Start of Block

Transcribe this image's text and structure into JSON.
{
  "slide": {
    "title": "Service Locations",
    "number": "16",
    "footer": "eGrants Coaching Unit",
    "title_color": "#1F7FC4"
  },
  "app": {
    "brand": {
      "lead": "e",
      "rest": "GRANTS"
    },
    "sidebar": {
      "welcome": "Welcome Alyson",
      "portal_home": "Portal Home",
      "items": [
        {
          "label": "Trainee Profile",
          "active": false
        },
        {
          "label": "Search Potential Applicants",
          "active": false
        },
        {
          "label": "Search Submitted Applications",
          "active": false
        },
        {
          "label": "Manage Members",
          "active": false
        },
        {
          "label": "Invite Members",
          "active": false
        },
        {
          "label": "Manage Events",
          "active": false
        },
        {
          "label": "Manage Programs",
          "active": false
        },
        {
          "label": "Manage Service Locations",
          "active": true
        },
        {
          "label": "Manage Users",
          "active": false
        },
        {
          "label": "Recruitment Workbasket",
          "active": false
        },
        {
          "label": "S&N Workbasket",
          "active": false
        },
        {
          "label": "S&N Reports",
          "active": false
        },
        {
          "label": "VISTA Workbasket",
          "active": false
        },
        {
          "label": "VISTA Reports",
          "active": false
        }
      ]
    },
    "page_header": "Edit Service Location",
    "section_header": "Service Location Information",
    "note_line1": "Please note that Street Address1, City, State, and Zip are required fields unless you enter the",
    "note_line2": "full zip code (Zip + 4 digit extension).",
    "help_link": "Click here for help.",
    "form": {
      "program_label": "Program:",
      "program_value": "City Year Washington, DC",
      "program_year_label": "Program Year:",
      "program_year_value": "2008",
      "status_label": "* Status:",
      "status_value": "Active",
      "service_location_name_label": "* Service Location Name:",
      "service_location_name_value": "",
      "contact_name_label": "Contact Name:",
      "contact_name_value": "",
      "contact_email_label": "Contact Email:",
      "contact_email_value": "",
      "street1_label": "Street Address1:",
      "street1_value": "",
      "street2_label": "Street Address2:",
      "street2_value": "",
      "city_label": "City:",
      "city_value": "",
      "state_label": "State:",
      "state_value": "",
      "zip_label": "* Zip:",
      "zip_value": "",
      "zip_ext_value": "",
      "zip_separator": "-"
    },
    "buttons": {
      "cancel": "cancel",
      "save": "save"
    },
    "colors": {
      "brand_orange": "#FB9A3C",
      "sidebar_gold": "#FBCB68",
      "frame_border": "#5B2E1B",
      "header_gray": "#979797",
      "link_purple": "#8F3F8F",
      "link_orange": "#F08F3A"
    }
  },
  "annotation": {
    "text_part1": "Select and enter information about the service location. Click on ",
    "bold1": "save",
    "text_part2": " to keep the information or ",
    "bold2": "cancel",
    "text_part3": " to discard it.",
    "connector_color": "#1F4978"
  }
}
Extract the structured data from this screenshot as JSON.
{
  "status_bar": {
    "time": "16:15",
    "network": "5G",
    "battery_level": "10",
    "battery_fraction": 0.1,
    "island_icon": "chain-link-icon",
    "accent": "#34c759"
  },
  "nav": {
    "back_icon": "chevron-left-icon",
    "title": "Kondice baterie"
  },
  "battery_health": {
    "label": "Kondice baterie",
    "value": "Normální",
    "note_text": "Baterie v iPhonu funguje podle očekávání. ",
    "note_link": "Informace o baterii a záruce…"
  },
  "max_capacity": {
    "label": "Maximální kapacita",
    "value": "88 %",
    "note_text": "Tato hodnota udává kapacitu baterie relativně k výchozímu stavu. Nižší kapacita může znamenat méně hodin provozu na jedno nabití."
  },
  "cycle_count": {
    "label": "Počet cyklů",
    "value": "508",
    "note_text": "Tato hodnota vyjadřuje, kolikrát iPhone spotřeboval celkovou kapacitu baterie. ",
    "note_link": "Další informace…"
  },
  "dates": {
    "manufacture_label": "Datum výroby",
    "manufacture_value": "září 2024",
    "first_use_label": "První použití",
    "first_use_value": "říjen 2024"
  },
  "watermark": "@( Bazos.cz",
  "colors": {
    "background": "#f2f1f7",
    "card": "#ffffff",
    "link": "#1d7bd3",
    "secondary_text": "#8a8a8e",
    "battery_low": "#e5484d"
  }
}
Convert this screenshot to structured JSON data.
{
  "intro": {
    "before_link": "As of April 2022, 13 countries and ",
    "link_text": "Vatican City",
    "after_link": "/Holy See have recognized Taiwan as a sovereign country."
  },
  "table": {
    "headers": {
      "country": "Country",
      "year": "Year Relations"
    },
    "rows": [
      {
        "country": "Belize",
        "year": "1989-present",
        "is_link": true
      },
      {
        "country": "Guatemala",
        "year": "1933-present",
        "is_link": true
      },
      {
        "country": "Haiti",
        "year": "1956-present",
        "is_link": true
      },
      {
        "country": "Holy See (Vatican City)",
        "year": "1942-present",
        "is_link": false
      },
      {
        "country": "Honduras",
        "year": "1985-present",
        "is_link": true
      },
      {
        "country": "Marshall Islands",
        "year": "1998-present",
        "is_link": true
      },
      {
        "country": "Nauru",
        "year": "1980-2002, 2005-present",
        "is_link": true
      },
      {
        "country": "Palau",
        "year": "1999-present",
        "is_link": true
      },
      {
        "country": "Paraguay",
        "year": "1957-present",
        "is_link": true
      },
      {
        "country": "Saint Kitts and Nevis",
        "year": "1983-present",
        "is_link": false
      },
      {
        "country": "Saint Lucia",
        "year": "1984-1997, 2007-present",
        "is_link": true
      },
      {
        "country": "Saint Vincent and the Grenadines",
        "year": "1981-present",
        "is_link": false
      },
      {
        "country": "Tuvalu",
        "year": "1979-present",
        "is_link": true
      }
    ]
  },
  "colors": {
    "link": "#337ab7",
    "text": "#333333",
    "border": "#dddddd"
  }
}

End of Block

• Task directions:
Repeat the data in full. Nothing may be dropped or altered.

• Result of the exercise:
Transcribe this image's text and structure into JSON.
{
  "slide": {
    "title": "Service Locations",
    "number": "16",
    "footer": "eGrants Coaching Unit",
    "title_color": "#1F7FC4"
  },
  "app": {
    "brand": {
      "lead": "e",
      "rest": "GRANTS"
    },
    "sidebar": {
      "welcome": "Welcome Alyson",
      "portal_home": "Portal Home",
      "items": [
        {
          "label": "Trainee Profile",
          "active": false
        },
        {
          "label": "Search Potential Applicants",
          "active": false
        },
        {
          "label": "Search Submitted Applications",
          "active": false
        },
        {
          "label": "Manage Members",
          "active": false
        },
        {
          "label": "Invite Members",
          "active": false
        },
        {
          "label": "Manage Events",
          "active": false
        },
        {
          "label": "Manage Programs",
          "active": false
        },
        {
          "label": "Manage Service Locations",
          "active": true
        },
        {
          "label": "Manage Users",
          "active": false
        },
        {
          "label": "Recruitment Workbasket",
          "active": false
        },
        {
          "label": "S&N Workbasket",
          "active": false
        },
        {
          "label": "S&N Reports",
          "active": false
        },
        {
          "label": "VISTA Workbasket",
          "active": false
        },
        {
          "label": "VISTA Reports",
          "active": false
        }
      ]
    },
    "page_header": "Edit Service Location",
    "section_header": "Service Location Information",
    "note_line1": "Please note that Street Address1, City, State, and Zip are required fields unless you enter the",
    "note_line2": "full zip code (Zip + 4 digit extension).",
    "help_link": "Click here for help.",
    "form": {
      "program_label": "Program:",
      "program_value": "City Year Washington, DC",
      "program_year_label": "Program Year:",
      "program_year_value": "2008",
      "status_label": "* Status:",
      "status_value": "Active",
      "service_location_name_label": "* Service Location Name:",
      "service_location_name_value": "",
      "contact_name_label": "Contact Name:",
      "contact_name_value": "",
      "contact_email_label": "Contact Email:",
      "contact_email_value": "",
      "street1_label": "Street Address1:",
      "street1_value": "",
      "street2_label": "Street Address2:",
      "street2_value": "",
      "city_label": "City:",
      "city_value": "",
      "state_label": "State:",
      "state_value": "",
      "zip_label": "* Zip:",
      "zip_value": "",
      "zip_ext_value": "",
      "zip_separator": "-"
    },
    "buttons": {
      "cancel": "cancel",
      "save": "save"
    },
    "colors": {
      "brand_orange": "#FB9A3C",
      "sidebar_gold": "#FBCB68",
      "frame_border": "#5B2E1B",
      "header_gray": "#979797",
      "link_purple": "#8F3F8F",
      "link_orange": "#F08F3A"
    }
  },
  "annotation": {
    "text_part1": "Select and enter information about the service location. Click on ",
    "bold1": "save",
    "text_part2": " to keep the information or ",
    "bold2": "cancel",
    "text_part3": " to discard it.",
    "connector_color": "#1F4978"
  }
}
Extract the structured data from this screenshot as JSON.
{
  "status_bar": {
    "time": "16:15",
    "network": "5G",
    "battery_level": "10",
    "battery_fraction": 0.1,
    "island_icon": "chain-link-icon",
    "accent": "#34c759"
  },
  "nav": {
    "back_icon": "chevron-left-icon",
    "title": "Kondice baterie"
  },
  "battery_health": {
    "label": "Kondice baterie",
    "value": "Normální",
    "note_text": "Baterie v iPhonu funguje podle očekávání. ",
    "note_link": "Informace o baterii a záruce…"
  },
  "max_capacity": {
    "label": "Maximální kapacita",
    "value": "88 %",
    "note_text": "Tato hodnota udává kapacitu baterie relativně k výchozímu stavu. Nižší kapacita může znamenat méně hodin provozu na jedno nabití."
  },
  "cycle_count": {
    "label": "Počet cyklů",
    "value": "508",
    "note_text": "Tato hodnota vyjadřuje, kolikrát iPhone spotřeboval celkovou kapacitu baterie. ",
    "note_link": "Další informace…"
  },
  "dates": {
    "manufacture_label": "Datum výroby",
    "manufacture_value": "září 2024",
    "first_use_label": "První použití",
    "first_use_value": "říjen 2024"
  },
  "watermark": "@( Bazos.cz",
  "colors": {
    "background": "#f2f1f7",
    "card": "#ffffff",
    "link": "#1d7bd3",
    "secondary_text": "#8a8a8e",
    "battery_low": "#e5484d"
  }
}
Convert this screenshot to structured JSON data.
{
  "intro": {
    "before_link": "As of April 2022, 13 countries and ",
    "link_text": "Vatican City",
    "after_link": "/Holy See have recognized Taiwan as a sovereign country."
  },
  "table": {
    "headers": {
      "country": "Country",
      "year": "Year Relations"
    },
    "rows": [
      {
        "country": "Belize",
        "year": "1989-present",
        "is_link": true
      },
      {
        "country": "Guatemala",
        "year": "1933-present",
        "is_link": true
      },
      {
        "country": "Haiti",
        "year": "1956-present",
        "is_link": true
      },
      {
        "country": "Holy See (Vatican City)",
        "year": "1942-present",
        "is_link": false
      },
      {
        "country": "Honduras",
        "year": "1985-present",
        "is_link": true
      },
      {
        "country": "Marshall Islands",
        "year": "1998-present",
        "is_link": true
      },
      {
        "country": "Nauru",
        "year": "1980-2002, 2005-present",
        "is_link": true
      },
      {
        "country": "Palau",
        "year": "1999-present",
        "is_link": true
      },
      {
        "country": "Paraguay",
        "year": "1957-present",
        "is_link": true
      },
      {
        "country": "Saint Kitts and Nevis",
        "year": "1983-present",
        "is_link": false
      },
      {
        "country": "Saint Lucia",
        "year": "1984-1997, 2007-present",
        "is_link": true
      },
      {
        "country": "Saint Vincent and the Grenadines",
        "year": "1981-present",
        "is_link": false
      },
      {
        "country": "Tuvalu",
        "year": "1979-present",
        "is_link": true
      }
    ]
  },
  "colors": {
    "link": "#337ab7",
    "text": "#333333",
    "border": "#dddddd"
  }
}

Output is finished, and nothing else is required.